Michael De Rubeis scammed 38 New Jersey couples out of more than $140,000 dollars by posing as a professional wedding photographer. He is now facing six counts of theft by deception and six counts of impersonation. In a long running scam where he would dodge clients after the weddings, send substitute photographers to events, not deliver photographs, and when they were delivered they were usually bad.
I personally know of a photographer in my area that was running a similar scam. She showed up to the wedding dressed completely inappropriately. A second shooter was promised. Although she did bring a second photographer, he appeared to be about 15 years-old. The check was cashed but a close friend of mine didn’t get her wedding photos for over six months. When they finally were delivered they weren’t the quality she was promised. The same thing happened just months later to another acquaintance at the hands of this photographer. With such a huge pool of people claiming to be professionals, how do you protect yourself from such scams?
– Meet with the photographer in person. This seems like a no-brainer but you must meet with them in person before you book anything. There’s nothing like meeting in person to judge if this is somebody you can work with on your special day.
– Meet with several photographers. This will allow you to see the differences in professionalism and style. If anyone is lacking, you’ll notice it much quicker.
– Ask to see a portfolio of an entire wedding. If all you’re seeing are a great shots of numerous different couples, that should be a red flag. If they’re a professional they’ll have quality images of an entire event from start to finish.
– Ask to meet with a former client. A simple phone call could just be part of the scam. If you can, ask to meet with a former client. Ask to look at their wedding album. Ask for reviews from several clients.
– Get it all in writing. What time will they show up? How many hours of coverage will you get for your event? When will the photos be ready? How much it will all cost? What exactly is included?
To read the entire article regarding Michael De Rubeis click here .
3 Years ago today, one of my best friends, Mark Forester, a combat controller with the US Air Force was killed in Afghanistan while attempting to rescue a fallen teammate. His brother Thad, has recently completed the book about his life, titled “My Brother in Arms“.
It is now available on Amazon. From September 29th – Oct 2nd, it will be available as a FREE download. If you own an iPad or iPhone device you should still be able to read it through the free Kindle App For Apple Devices- Kindle App as well.
Mark Forester is the best personal example that I know of in terms of what it means to live honorably, to serve with charity and to sacrifice unselfishly. You will be a better person for reading this book, and come to better know the price that is paid for the freedoms we enjoy. I have read almost all of it today in a single sitting and wanted to get the word out. Download it it as soon as possible, and read it when you can. My Brother in Arms” on Amazon: My Brother in Arms – On Amazon
The Mark Forester Foundation The Mark Forester Foundation
Kindle App For Apple Devices- Kindle App For Apple Devices
Here is my new training video on the Canon 70D’s optical focusing system. This training video will essentially show you how to use the focusing squares, focus modes, different ways to get focus, and when you should use each of them.

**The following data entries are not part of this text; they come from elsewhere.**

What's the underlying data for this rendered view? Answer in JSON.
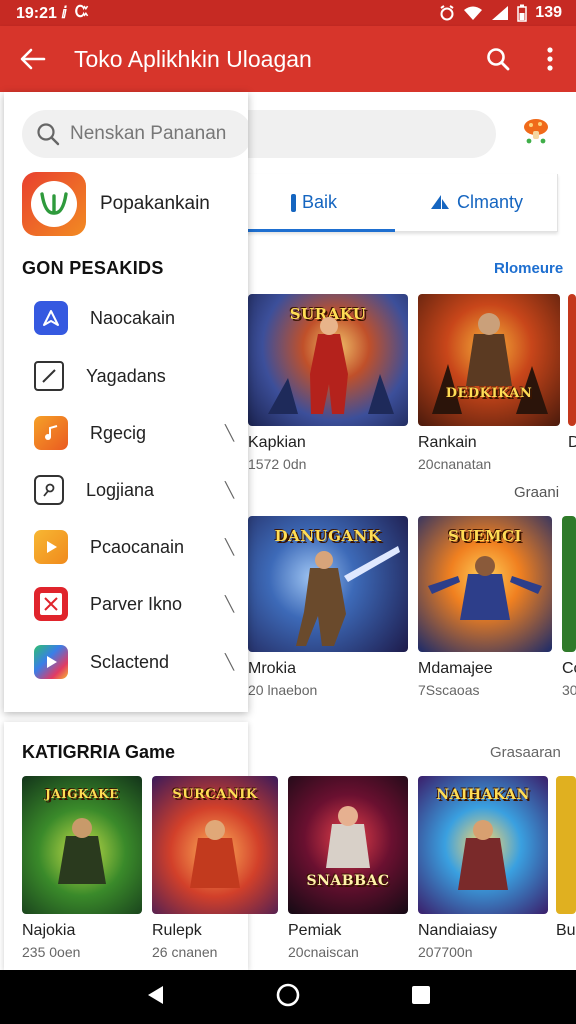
{
  "status_bar": {
    "time": "19:21 ⅈ",
    "extra_glyph": "Ꮸ",
    "battery_text": "139"
  },
  "app_bar": {
    "title": "Toko Aplikhkin Uloagan"
  },
  "search": {
    "placeholder": "Nenskan Pananan"
  },
  "tabs": [
    {
      "label": "Baik"
    },
    {
      "label": "Clmanty"
    }
  ],
  "section": {
    "more_label": "Rlomeure",
    "secondary_label": "Graani"
  },
  "drawer": {
    "app_name": "Popakankain",
    "heading": "GON PESAKIDS",
    "items": [
      {
        "label": "Naocakain",
        "has_arrow": false,
        "color": "#3559e0"
      },
      {
        "label": "Yagadans",
        "has_arrow": false,
        "color": "#222222"
      },
      {
        "label": "Rgecig",
        "has_arrow": true,
        "color": "#f07c24"
      },
      {
        "label": "Logjiana",
        "has_arrow": true,
        "color": "#222222"
      },
      {
        "label": "Pcaocanain",
        "has_arrow": true,
        "color": "#f0a020"
      },
      {
        "label": "Parver Ikno",
        "has_arrow": true,
        "color": "#e0242c"
      },
      {
        "label": "Sclactend",
        "has_arrow": true,
        "color": "#7b3fe4"
      }
    ]
  },
  "row1": [
    {
      "name": "Kapkian",
      "meta": "1572 0dn",
      "art": "SURAKU"
    },
    {
      "name": "Rankain",
      "meta": "20cnanatan",
      "art": "DEDKIKAN"
    },
    {
      "name": "D",
      "meta": ""
    }
  ],
  "row2": [
    {
      "name": "Mrokia",
      "meta": "20 lnaebon",
      "art": "DANUGANK"
    },
    {
      "name": "Mdamajee",
      "meta": "7Sscaoas",
      "art": "SUEMCI"
    },
    {
      "name": "Cc",
      "meta": "30"
    }
  ],
  "category": {
    "title": "KATIGRRIA Game",
    "more_label": "Grasaaran",
    "items": [
      {
        "name": "Najokia",
        "meta": "235 0oen",
        "art": "JAIGKAKE"
      },
      {
        "name": "Rulepk",
        "meta": "26 cnanen",
        "art": "SURCANIK"
      },
      {
        "name": "Pemiak",
        "meta": "20cnaiscan",
        "art": "SNABBAC"
      },
      {
        "name": "Nandiaiasy",
        "meta": "207700n",
        "art": "NAIHAKAN"
      },
      {
        "name": "Bu",
        "meta": ""
      }
    ]
  },
  "colors": {
    "brand": "#d7352b",
    "status": "#c62a23",
    "accent": "#1e6fd0"
  }
}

It is just one of many lessons from my new Canon 70D Crash Course Training Video and can be purchased ready for download by CLICKING HERE: Canon 70D Crash Course Tutorial Training Video Download
New York City based photographer Kim Keever started out as a painter. When he felt he maxed out his creative contributions to the art form he switched to photography. Taking inspiration from photographers such as Cindy Sherman who combine realism with fantasy for their photographs, Kim began creating his own landscapes in 200 gallon tanks. Miniature worlds of hand carved and chiseled landscapes with fluffy clouds made of cotton. He then completely submerges them in water so he can infuse the scene with different paints and use of colored gel lights to create the ethereal atmosphere displayed in his photographs.
Check out the video below to watch his process and get insight to his creative inspiration.
Studio Visit: Kim Keever from Robert Knafo on Vimeo.
Kim Keever uses a large format Hasselblad digital camera.
The winners have been announced in the prestigious Hamdan Bin Mohammed Rashid Al Maktoum International Photography contest with prizes totaling $389,000 and a grand prize coming in at a whopping $120,000 dollars. The awards are based in Dubai and feature categories for Emirati as well as international photographers. The categories were as follows; Beauty of Light, Black & White, Emirates, and General.
To check out the winning photos, click hereGrand Prize – Osama Al Zubaidi, UAE / Courtesy of HIPA